→ **Instructions to follow**:
Wherever "subtitle" appears in the records below, copy the line that holds it.

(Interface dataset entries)
■ ■ ■ ■

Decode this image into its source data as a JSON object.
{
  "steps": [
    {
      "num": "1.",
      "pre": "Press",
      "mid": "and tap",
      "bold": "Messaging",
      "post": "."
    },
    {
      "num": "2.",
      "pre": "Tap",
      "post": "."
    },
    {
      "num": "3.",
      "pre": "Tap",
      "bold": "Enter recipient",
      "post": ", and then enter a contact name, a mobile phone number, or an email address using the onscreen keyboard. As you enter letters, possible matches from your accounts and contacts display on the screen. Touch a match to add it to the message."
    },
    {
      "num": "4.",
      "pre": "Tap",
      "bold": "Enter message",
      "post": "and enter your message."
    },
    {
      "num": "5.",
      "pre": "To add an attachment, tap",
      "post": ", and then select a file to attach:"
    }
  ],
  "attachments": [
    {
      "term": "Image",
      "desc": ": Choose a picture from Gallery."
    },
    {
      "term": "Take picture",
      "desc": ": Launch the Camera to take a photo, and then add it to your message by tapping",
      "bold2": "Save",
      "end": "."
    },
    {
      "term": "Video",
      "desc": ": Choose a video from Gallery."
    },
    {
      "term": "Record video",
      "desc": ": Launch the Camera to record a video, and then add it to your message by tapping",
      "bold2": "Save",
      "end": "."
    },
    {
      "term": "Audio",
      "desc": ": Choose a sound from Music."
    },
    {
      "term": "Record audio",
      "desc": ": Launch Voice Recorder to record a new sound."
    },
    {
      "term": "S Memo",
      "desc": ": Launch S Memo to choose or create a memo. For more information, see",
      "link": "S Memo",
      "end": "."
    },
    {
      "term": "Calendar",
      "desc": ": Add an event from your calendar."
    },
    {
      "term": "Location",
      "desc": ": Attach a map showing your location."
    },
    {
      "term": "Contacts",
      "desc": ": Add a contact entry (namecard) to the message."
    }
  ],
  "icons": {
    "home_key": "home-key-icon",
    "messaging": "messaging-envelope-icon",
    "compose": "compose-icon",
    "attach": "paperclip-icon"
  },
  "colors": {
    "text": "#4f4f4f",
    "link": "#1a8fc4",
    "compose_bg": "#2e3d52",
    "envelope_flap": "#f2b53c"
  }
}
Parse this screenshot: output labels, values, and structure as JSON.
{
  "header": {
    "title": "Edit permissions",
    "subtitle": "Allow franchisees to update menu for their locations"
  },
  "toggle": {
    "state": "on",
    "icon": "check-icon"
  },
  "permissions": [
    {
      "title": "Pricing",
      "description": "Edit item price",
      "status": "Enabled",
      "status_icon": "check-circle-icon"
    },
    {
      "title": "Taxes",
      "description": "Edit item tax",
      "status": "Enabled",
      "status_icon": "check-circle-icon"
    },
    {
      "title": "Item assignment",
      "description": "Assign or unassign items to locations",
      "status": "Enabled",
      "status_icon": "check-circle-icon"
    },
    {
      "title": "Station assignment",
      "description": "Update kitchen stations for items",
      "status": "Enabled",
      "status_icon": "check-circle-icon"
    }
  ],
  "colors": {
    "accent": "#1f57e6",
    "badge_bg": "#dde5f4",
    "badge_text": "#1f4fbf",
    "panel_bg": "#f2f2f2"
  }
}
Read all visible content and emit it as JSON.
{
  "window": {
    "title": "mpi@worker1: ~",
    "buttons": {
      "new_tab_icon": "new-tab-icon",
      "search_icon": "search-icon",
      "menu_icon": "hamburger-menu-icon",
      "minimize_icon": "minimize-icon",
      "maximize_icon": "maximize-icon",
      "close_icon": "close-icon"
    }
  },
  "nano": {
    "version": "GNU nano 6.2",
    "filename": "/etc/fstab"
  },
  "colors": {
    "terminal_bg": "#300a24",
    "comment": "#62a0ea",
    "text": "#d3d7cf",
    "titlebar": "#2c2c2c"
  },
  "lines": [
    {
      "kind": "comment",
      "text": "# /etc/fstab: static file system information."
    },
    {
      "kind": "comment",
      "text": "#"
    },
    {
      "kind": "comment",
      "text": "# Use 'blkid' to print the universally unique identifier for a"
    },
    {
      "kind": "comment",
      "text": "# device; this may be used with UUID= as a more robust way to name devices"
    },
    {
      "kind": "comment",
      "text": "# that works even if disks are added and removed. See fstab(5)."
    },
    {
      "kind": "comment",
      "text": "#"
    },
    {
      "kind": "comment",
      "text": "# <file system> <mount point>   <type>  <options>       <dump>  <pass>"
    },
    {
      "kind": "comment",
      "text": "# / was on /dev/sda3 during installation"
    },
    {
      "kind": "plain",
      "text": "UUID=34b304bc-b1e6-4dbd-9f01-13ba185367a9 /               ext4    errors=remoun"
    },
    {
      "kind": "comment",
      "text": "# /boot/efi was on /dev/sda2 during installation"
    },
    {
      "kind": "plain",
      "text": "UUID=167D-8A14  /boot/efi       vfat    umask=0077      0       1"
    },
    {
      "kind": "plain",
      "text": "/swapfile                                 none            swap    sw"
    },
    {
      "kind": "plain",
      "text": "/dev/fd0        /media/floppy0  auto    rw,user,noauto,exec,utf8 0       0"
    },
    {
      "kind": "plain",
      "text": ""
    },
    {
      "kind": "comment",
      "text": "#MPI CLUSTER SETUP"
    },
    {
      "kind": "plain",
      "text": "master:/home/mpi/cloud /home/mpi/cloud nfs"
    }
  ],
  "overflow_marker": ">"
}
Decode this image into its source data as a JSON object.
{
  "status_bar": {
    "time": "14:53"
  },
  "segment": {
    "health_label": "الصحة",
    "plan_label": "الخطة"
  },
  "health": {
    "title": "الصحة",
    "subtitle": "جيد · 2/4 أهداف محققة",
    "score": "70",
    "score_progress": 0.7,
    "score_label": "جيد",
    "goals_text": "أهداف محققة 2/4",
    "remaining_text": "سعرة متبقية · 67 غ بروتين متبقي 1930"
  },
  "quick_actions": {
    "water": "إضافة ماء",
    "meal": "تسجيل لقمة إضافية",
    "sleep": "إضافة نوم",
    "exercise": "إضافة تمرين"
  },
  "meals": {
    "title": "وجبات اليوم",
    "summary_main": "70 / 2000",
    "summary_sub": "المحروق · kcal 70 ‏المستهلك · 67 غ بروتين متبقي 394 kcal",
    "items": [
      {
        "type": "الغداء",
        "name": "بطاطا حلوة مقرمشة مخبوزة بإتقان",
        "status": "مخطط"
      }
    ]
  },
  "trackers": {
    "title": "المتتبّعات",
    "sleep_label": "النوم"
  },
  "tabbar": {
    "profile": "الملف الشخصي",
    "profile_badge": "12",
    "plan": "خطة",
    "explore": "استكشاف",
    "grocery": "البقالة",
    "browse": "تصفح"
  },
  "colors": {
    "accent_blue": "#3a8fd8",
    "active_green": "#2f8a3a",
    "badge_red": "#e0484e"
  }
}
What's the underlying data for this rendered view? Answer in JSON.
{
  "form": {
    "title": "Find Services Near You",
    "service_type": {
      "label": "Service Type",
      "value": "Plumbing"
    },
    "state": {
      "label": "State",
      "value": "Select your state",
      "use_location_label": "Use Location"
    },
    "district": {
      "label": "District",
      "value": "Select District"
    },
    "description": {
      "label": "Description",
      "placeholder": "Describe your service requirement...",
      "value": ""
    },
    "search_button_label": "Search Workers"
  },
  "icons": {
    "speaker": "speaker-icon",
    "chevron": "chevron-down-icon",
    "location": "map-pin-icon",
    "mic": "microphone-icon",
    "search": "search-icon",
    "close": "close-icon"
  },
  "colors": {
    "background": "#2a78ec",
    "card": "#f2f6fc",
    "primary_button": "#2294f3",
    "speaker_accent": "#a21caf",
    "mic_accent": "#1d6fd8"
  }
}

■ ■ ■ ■

→ **Exercise output**:
    "subtitle": "Allow franchisees to update menu for their locations"
    "subtitle": "جيد · 2/4 أهداف محققة",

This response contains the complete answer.